= Data to examine =

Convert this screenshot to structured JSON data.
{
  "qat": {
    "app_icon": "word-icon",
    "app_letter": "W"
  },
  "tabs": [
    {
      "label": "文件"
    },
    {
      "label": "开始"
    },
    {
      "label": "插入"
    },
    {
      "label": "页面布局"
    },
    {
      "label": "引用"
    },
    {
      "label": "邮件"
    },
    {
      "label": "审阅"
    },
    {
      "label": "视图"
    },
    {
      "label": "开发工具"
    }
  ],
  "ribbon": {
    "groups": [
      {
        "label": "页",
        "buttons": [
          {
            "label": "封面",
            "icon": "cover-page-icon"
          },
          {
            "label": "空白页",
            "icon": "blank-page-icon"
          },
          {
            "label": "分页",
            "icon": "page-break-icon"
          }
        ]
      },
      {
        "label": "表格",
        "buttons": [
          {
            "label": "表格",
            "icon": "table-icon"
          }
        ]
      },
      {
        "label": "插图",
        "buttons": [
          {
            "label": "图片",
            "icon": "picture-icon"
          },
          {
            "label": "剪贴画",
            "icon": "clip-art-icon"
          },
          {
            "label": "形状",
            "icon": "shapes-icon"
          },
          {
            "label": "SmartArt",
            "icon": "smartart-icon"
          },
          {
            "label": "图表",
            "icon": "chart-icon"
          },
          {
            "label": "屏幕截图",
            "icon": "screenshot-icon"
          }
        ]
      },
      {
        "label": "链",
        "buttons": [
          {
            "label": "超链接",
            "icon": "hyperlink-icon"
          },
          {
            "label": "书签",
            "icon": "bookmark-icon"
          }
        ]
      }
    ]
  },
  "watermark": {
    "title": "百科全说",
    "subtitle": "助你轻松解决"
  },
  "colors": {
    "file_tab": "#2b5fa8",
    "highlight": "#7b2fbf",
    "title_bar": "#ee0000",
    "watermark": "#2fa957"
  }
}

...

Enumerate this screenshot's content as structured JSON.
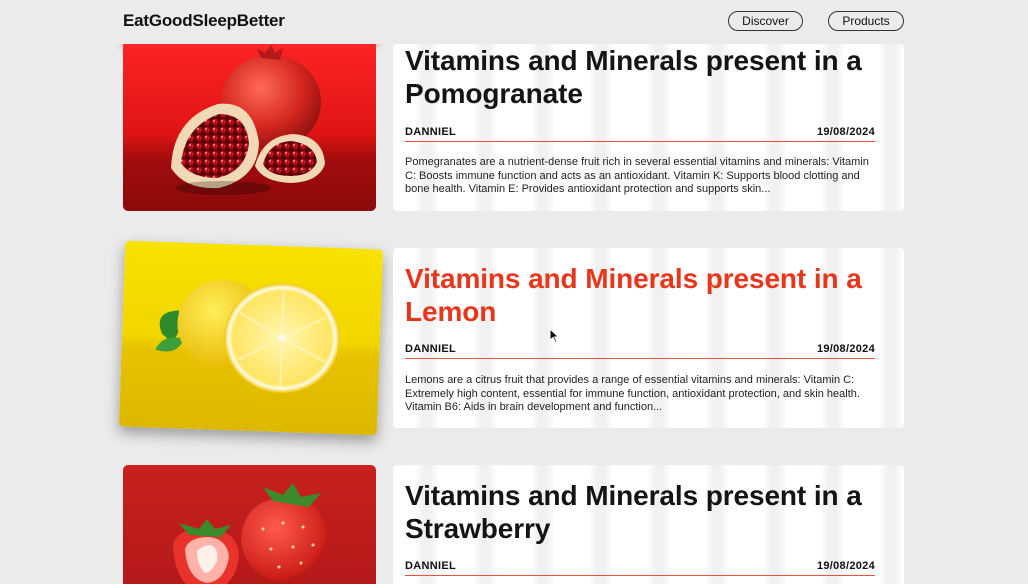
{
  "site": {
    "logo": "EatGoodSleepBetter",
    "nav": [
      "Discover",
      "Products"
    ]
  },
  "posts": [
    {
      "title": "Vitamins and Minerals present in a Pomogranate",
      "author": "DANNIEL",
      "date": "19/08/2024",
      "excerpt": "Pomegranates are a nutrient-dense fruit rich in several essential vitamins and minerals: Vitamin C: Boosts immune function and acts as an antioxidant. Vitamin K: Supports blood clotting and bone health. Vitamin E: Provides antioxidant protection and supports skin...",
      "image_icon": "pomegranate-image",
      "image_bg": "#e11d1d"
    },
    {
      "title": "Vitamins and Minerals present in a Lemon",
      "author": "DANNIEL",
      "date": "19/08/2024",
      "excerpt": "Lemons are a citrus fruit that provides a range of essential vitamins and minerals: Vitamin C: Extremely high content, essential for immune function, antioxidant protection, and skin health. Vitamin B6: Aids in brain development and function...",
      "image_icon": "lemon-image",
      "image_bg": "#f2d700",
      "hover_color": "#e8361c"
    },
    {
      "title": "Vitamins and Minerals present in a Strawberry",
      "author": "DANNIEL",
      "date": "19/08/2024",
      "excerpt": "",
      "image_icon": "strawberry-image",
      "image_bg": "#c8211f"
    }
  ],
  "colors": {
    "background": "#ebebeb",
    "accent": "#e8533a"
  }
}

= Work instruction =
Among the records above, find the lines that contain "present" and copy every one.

= Your response =
      "title": "Vitamins and Minerals present in a Pomogranate",
      "title": "Vitamins and Minerals present in a Lemon",
      "title": "Vitamins and Minerals present in a Strawberry",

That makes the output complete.